Antisemitic acts don’t have to involve hatred of Jews, author Joshua Muravchik argues. Anti-Zionism doesn’t always start out as personal animus against Jews, though it easily morphs into it and is indistinguishable in practice.

As Pope Francis, who has been critical of Israel and sympathetic to Palestinians, says, “To attack Jews is anti-Semitism, but an outright attack on the State of Israel is also anti-Semitism.” In May 2015, President Barack Obama said that denying Israel’s right to exist as a Jewish homeland was ultimately an expression of antisemitism.

That understanding of anti-Zionism as inherently antisemitic was once shared by Americans across mainstream party lines. That’s no longer the case.

Paul Adams writes on ethics, marriage and family, and social policy. He is professor emeritus of social work at the University of Hawaii. He has also taught at Case Western University and the University of Texas.

Views expressed in this article are the opinions of the author and do not necessarily reflect the views of The Epoch Times.

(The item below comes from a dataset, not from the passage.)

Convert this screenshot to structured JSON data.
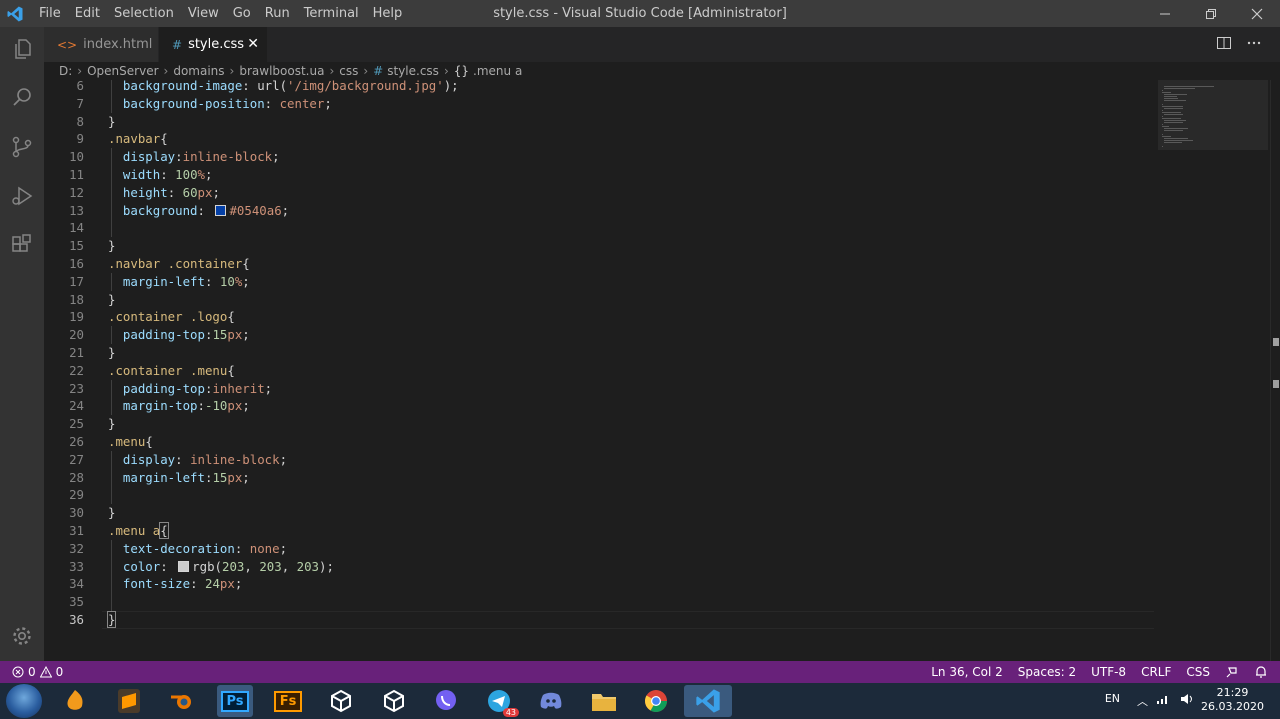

Paul Adams
Paul Adams
Paul Adams is a professor emeritus of social work at the University of Hawai‘i, and was professor and associate dean of academic affairs at Case Western Reserve University. He is the co-author of "Social Justice Isn’t What You Think It Is," and has written extensively on social welfare policy and professional and virtue ethics.